• [Action item]:
Return the records in full, exactly as given.
START Data provided
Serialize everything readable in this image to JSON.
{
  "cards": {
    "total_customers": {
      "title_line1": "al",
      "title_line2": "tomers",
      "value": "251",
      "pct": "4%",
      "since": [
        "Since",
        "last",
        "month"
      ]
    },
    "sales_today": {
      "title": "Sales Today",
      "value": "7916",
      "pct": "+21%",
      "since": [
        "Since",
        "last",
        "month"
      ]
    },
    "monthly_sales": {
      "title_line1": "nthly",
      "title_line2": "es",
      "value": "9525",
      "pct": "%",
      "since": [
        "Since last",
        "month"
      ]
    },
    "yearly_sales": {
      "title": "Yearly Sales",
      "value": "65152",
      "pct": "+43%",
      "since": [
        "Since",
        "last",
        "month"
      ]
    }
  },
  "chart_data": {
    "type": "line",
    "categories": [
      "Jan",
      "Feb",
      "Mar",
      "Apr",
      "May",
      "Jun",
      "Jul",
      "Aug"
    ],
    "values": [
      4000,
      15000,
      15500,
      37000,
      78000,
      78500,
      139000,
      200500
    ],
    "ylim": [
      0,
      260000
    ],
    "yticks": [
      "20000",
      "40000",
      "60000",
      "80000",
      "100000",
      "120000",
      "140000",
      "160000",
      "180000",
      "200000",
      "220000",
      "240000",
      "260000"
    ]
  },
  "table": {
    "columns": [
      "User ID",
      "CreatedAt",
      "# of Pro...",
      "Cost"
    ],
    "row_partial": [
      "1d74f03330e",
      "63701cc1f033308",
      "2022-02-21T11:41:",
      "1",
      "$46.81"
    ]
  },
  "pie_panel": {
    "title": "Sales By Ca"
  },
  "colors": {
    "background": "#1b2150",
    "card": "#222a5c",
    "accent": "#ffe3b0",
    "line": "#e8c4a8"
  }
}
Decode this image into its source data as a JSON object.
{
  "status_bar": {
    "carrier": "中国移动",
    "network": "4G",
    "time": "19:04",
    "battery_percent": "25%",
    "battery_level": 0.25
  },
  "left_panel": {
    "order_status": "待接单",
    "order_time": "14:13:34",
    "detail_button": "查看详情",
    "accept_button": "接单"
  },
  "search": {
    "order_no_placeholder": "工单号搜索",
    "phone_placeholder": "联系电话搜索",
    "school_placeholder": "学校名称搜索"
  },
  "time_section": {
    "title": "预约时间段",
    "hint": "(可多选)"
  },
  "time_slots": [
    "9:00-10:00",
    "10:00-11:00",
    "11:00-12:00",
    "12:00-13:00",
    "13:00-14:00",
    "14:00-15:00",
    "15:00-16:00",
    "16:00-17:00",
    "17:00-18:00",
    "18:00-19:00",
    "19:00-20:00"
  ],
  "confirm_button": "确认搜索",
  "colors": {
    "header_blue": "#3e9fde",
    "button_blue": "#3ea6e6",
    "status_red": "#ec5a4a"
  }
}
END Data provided
• [Response for this exercise]:
Serialize everything readable in this image to JSON.
{
  "cards": {
    "total_customers": {
      "title_line1": "al",
      "title_line2": "tomers",
      "value": "251",
      "pct": "4%",
      "since": [
        "Since",
        "last",
        "month"
      ]
    },
    "sales_today": {
      "title": "Sales Today",
      "value": "7916",
      "pct": "+21%",
      "since": [
        "Since",
        "last",
        "month"
      ]
    },
    "monthly_sales": {
      "title_line1": "nthly",
      "title_line2": "es",
      "value": "9525",
      "pct": "%",
      "since": [
        "Since last",
        "month"
      ]
    },
    "yearly_sales": {
      "title": "Yearly Sales",
      "value": "65152",
      "pct": "+43%",
      "since": [
        "Since",
        "last",
        "month"
      ]
    }
  },
  "chart_data": {
    "type": "line",
    "categories": [
      "Jan",
      "Feb",
      "Mar",
      "Apr",
      "May",
      "Jun",
      "Jul",
      "Aug"
    ],
    "values": [
      4000,
      15000,
      15500,
      37000,
      78000,
      78500,
      139000,
      200500
    ],
    "ylim": [
      0,
      260000
    ],
    "yticks": [
      "20000",
      "40000",
      "60000",
      "80000",
      "100000",
      "120000",
      "140000",
      "160000",
      "180000",
      "200000",
      "220000",
      "240000",
      "260000"
    ]
  },
  "table": {
    "columns": [
      "User ID",
      "CreatedAt",
      "# of Pro...",
      "Cost"
    ],
    "row_partial": [
      "1d74f03330e",
      "63701cc1f033308",
      "2022-02-21T11:41:",
      "1",
      "$46.81"
    ]
  },
  "pie_panel": {
    "title": "Sales By Ca"
  },
  "colors": {
    "background": "#1b2150",
    "card": "#222a5c",
    "accent": "#ffe3b0",
    "line": "#e8c4a8"
  }
}
Decode this image into its source data as a JSON object.
{
  "status_bar": {
    "carrier": "中国移动",
    "network": "4G",
    "time": "19:04",
    "battery_percent": "25%",
    "battery_level": 0.25
  },
  "left_panel": {
    "order_status": "待接单",
    "order_time": "14:13:34",
    "detail_button": "查看详情",
    "accept_button": "接单"
  },
  "search": {
    "order_no_placeholder": "工单号搜索",
    "phone_placeholder": "联系电话搜索",
    "school_placeholder": "学校名称搜索"
  },
  "time_section": {
    "title": "预约时间段",
    "hint": "(可多选)"
  },
  "time_slots": [
    "9:00-10:00",
    "10:00-11:00",
    "11:00-12:00",
    "12:00-13:00",
    "13:00-14:00",
    "14:00-15:00",
    "15:00-16:00",
    "16:00-17:00",
    "17:00-18:00",
    "18:00-19:00",
    "19:00-20:00"
  ],
  "confirm_button": "确认搜索",
  "colors": {
    "header_blue": "#3e9fde",
    "button_blue": "#3ea6e6",
    "status_red": "#ec5a4a"
  }
}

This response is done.